ZeroAvia is also involved in the HyFlyer program, a U.K. government-backed project funding some of the company’s green-hydrogen research. In the first phase, HyFlyer I, ZeroAvia completed a test of a six-seat flight with its 250kW powertrain. This first attempt used batteries and fuel cells.
However, the second phase, HyFlyer II, saw a stronger, 600kW powertrain, enough power, the company says, to complete a 500-mile flight on a 19-seat aircraft. In July, the company said it secured two 19-seat Dornier 228 aircraft to conduct the mission, which it says will happen by year-end. In August, ZeroAvia proved the brute force of the powertrain during a test in which it hauled a 15-ton military-style truck across a tarmac.
Check out this snippet of the ZeroAvia-led Project HyFlyer. Our successes and lessons learned are being used in HyFlyer II. Big thanks to partners @EMEC_Ltd and @intellenergy. Click below to watch the full video. #hydrogen #aviation #fuelcell #zeroemission pic.twitter.com/JRxm9zQyF7
— ZeroAvia (@ZeroAvia) September 20, 2021
“We believe that increasing the size and range of hydrogen-electric aircraft just needs good engineering and smart integration at the system level,” Miftakhov said. “We already know how we want to enter the next market segment of larger, 70-seat, regional aircraft and have ideas about how to move to power 100-seat aircraft.”
While there’s still a long way to go before green hydrogen technology can decarbonize the current aviation industry, companies like ZeroAvia are working toward a greener future. The company believes that it can produce the technology for zero-emission, short-haul flights within the decade. It also has much bigger plans to create a zero-emission aircraft with 200 seats that can fly more than 5,000 nautical miles by 2040.

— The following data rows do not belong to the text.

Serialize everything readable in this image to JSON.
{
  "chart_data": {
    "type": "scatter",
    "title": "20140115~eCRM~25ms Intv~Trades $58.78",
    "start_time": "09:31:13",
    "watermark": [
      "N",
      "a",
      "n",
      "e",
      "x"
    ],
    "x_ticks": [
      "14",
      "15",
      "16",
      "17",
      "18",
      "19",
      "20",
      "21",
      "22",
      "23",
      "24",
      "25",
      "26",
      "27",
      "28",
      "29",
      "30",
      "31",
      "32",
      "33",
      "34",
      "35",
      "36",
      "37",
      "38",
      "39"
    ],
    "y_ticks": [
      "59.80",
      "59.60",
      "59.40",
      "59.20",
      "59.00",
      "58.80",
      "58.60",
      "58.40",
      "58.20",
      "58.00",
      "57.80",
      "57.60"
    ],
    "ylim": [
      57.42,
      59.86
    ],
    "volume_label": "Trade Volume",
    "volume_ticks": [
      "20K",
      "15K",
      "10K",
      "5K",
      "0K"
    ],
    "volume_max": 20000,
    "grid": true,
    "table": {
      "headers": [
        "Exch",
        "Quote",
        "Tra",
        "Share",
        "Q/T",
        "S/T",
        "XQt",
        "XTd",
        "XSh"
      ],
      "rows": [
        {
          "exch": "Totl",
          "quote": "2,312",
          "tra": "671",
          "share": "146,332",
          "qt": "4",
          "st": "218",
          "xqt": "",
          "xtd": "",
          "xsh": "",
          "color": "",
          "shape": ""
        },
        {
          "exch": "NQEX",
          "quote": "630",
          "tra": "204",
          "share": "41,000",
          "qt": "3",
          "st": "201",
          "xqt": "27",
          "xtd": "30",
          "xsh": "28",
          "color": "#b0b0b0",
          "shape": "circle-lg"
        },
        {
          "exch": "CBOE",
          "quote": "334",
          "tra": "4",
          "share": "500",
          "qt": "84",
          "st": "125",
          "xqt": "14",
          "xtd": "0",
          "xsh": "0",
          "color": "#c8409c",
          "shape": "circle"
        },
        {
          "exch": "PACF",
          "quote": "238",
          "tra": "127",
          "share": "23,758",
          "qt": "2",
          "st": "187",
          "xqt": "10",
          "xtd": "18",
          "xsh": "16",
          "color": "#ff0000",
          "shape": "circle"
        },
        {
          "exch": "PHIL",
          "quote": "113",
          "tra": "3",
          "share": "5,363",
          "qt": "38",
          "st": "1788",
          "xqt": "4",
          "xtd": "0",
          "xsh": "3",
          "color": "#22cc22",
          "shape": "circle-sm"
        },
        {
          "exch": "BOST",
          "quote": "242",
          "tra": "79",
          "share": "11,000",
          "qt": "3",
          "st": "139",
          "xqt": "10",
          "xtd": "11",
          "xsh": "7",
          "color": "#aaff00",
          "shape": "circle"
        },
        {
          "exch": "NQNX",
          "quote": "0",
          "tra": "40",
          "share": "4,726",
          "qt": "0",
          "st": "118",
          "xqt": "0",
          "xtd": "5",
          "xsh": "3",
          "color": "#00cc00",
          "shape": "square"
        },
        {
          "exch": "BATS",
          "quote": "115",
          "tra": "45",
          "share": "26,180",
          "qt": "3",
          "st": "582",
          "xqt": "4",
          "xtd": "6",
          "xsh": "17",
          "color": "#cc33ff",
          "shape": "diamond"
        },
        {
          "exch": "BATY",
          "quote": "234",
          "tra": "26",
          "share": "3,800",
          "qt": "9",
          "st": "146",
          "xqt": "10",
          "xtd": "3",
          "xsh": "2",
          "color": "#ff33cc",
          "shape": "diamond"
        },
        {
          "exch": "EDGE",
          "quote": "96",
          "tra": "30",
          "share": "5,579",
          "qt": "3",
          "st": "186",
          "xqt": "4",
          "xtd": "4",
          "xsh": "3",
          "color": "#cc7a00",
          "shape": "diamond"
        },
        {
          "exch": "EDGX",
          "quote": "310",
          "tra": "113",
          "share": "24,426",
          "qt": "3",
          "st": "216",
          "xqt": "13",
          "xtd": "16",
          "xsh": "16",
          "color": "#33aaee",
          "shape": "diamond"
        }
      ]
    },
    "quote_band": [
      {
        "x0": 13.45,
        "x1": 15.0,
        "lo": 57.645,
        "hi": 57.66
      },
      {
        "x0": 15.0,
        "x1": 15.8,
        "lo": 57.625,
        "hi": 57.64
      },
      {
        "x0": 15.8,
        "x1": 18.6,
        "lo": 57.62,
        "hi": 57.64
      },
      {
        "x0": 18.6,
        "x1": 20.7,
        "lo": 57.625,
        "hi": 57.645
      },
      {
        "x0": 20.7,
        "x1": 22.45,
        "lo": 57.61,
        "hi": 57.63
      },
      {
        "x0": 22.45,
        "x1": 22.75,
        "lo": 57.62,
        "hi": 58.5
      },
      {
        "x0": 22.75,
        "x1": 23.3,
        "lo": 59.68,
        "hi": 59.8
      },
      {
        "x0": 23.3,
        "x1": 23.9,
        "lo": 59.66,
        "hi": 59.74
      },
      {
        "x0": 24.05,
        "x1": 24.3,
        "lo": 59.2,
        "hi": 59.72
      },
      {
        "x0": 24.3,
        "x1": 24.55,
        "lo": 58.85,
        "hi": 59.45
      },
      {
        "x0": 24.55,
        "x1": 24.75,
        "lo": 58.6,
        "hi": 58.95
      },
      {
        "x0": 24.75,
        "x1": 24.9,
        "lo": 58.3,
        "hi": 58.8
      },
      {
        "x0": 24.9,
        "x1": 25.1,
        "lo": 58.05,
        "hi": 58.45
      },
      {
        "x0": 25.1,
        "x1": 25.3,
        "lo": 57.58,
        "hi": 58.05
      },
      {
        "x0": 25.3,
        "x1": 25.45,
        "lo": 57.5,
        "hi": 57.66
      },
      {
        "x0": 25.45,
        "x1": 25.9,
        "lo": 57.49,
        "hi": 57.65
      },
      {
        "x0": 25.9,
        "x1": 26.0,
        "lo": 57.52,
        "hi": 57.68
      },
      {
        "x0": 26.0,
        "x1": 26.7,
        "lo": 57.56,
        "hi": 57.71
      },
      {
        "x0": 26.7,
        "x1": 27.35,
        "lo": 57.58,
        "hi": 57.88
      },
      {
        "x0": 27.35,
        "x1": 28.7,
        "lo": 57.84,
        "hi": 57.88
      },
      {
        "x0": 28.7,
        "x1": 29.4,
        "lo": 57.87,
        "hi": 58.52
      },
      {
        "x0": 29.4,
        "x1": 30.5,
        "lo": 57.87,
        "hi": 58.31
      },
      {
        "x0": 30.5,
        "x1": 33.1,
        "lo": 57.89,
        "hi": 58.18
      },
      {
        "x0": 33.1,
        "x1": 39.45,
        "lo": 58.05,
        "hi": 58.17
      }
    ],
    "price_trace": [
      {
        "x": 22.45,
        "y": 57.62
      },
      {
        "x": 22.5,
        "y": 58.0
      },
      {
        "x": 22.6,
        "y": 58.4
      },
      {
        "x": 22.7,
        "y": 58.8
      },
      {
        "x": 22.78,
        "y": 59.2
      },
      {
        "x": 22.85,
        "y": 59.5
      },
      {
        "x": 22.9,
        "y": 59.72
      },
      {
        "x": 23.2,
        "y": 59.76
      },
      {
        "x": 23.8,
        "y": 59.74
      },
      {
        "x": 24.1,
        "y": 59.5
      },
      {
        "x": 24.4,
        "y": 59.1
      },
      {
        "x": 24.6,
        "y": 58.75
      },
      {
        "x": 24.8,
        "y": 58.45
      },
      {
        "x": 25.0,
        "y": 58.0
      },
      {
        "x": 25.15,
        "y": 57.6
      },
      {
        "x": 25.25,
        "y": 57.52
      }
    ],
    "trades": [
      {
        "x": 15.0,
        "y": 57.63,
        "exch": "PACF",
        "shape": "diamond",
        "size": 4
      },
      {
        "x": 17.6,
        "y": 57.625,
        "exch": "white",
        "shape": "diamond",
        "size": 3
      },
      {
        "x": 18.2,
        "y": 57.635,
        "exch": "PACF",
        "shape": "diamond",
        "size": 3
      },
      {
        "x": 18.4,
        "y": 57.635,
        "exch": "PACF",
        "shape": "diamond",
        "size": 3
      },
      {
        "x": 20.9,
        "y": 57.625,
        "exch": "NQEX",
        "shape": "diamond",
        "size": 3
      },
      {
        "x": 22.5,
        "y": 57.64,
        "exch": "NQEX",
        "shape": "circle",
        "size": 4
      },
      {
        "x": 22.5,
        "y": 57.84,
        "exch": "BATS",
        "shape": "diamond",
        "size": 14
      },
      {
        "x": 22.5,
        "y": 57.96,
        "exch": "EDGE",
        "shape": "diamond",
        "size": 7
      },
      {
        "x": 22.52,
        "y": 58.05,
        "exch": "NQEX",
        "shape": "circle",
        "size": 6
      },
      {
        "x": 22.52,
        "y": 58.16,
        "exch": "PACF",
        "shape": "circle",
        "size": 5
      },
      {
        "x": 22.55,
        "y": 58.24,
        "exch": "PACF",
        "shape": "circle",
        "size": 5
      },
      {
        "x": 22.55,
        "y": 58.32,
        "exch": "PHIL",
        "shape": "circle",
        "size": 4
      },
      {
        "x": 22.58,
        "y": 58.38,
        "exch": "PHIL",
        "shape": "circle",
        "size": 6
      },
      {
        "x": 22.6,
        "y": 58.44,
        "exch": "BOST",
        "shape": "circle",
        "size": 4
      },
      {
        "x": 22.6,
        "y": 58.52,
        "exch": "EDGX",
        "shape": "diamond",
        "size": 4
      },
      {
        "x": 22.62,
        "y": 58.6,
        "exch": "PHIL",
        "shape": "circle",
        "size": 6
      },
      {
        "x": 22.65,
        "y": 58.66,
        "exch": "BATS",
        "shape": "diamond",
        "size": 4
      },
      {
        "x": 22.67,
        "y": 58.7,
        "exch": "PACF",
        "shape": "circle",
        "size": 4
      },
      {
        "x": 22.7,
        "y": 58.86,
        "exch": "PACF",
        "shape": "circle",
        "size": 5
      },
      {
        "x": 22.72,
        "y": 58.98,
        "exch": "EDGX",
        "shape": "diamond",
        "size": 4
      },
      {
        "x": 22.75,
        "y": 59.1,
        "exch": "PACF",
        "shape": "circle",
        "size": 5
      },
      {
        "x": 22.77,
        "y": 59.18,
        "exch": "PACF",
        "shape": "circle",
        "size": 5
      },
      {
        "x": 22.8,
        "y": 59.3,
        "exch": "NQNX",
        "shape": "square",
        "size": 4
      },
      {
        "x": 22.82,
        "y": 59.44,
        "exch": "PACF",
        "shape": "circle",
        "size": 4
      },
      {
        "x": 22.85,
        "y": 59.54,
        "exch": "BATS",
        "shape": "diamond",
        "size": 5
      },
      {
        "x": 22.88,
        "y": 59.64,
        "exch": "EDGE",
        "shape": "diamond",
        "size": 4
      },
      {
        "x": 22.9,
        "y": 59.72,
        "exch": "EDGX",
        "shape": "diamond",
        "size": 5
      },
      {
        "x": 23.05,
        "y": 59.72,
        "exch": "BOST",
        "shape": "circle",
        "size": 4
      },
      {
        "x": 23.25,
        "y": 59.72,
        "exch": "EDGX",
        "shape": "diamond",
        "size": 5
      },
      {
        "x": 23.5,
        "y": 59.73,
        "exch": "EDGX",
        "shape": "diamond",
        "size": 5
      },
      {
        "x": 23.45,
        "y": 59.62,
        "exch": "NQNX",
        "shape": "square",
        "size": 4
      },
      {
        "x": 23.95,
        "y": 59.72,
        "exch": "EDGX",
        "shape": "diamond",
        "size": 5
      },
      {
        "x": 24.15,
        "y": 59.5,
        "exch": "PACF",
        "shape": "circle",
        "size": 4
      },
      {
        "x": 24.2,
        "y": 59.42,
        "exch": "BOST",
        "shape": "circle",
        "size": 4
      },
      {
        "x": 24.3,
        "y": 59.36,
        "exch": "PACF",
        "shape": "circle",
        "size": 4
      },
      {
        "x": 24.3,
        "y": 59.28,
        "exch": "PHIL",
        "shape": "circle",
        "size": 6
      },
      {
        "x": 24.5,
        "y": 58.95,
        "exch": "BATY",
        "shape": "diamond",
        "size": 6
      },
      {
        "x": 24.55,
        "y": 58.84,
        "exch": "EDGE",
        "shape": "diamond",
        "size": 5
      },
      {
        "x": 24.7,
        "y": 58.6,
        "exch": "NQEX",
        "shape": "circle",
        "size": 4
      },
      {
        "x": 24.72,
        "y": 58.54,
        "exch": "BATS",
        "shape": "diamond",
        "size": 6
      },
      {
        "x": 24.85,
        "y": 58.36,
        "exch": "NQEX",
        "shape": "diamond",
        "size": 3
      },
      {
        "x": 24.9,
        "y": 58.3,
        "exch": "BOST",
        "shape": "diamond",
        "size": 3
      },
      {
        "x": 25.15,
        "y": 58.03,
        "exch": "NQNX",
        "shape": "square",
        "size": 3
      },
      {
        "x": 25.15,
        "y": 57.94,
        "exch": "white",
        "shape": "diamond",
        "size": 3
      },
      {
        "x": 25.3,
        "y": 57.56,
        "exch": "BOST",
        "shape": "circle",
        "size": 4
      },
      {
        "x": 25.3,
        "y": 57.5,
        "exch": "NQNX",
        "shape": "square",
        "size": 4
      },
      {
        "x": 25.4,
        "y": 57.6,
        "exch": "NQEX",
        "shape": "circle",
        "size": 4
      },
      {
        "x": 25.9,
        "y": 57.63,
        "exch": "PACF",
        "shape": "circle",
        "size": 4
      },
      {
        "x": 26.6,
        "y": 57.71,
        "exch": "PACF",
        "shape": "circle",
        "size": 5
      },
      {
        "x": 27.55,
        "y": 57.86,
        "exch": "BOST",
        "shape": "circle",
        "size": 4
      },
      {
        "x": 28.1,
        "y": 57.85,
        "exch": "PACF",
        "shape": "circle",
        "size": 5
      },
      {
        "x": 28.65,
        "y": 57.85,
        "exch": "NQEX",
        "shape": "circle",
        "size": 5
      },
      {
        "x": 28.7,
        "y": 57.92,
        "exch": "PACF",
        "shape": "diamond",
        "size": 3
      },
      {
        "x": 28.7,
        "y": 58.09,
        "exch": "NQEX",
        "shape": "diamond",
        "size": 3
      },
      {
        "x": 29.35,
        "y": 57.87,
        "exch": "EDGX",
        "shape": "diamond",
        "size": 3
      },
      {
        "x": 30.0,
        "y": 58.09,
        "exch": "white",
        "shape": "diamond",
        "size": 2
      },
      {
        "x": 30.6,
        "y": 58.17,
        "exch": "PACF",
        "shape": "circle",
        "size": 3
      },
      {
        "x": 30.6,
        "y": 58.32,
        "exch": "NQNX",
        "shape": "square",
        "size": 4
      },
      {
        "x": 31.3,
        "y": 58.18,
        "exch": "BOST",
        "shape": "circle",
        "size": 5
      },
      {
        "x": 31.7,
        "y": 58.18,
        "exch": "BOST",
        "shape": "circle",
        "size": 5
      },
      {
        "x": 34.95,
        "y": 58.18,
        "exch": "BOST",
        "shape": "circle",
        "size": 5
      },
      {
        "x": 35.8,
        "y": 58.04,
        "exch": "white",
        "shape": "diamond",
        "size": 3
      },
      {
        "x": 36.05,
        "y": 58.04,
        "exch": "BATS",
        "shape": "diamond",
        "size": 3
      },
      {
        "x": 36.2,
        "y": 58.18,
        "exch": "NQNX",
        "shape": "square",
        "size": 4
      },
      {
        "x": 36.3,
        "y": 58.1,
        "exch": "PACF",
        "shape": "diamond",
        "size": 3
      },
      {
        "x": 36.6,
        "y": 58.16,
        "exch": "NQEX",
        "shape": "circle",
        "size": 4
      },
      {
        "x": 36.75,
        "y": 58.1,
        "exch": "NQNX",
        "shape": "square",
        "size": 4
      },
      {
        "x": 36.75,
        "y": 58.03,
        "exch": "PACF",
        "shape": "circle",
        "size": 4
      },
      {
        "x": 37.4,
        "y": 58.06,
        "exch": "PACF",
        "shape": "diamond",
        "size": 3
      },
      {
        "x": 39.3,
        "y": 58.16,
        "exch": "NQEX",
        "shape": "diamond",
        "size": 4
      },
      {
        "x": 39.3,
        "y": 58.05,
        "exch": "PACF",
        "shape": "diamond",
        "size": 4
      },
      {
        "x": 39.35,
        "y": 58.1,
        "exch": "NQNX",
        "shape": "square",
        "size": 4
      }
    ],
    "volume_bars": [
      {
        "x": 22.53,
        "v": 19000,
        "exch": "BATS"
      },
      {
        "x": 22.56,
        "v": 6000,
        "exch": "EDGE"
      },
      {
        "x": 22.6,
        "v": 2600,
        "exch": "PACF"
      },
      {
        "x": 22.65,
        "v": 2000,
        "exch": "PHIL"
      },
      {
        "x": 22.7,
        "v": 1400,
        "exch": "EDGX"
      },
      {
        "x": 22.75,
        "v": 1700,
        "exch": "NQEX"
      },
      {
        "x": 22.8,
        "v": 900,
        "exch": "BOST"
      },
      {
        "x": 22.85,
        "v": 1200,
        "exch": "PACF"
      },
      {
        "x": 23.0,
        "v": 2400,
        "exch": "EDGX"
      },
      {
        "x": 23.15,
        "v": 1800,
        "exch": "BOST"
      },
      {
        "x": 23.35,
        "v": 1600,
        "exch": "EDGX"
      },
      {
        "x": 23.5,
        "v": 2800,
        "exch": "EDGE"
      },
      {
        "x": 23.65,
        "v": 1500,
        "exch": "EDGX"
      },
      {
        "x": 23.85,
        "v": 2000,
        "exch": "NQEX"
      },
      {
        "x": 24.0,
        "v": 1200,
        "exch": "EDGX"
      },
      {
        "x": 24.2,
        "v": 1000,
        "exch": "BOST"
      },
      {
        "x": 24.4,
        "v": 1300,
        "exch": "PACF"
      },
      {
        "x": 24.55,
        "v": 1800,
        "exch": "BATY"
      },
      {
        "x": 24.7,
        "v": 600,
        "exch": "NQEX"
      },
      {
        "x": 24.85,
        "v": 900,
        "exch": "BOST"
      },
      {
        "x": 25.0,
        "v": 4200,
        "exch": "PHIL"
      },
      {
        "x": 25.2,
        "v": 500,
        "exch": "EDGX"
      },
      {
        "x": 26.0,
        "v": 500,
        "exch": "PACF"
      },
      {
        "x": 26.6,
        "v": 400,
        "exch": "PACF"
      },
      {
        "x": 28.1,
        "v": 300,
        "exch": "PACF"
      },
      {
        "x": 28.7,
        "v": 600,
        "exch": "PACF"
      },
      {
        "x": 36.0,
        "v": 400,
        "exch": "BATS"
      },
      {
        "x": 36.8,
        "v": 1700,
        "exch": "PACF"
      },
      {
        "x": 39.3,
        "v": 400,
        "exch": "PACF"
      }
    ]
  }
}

Building a sustainable future, the ZeroAvia way
The inclusion on the World Economic Forum’s “2021 Technology Pioneers” list is a reason for optimism. The world is paying attention to the importance of decarbonizing traditionally fossil fuel-dependent industries. Not only has Amazon become an early investor, but the company has also netted funding from Shell Ventures, the Ecosystem Integrity Fund, Summa Equity, and Horizon Ventures, and Breakthrough Energy Ventures.
ZeroAvia’s mission is to create sustainable aviation technology by accelerating the aviation sector’s transition to zero-emission flight. Its innovative, renewably-powered hydrogen-electric technology makes sustainable air travel at scale a possibility — all while removing the limitations of existing zero-emissions programs. ZeroAvia is making the first truly scalable solution to the traditional aviation sector’s sustainability problem.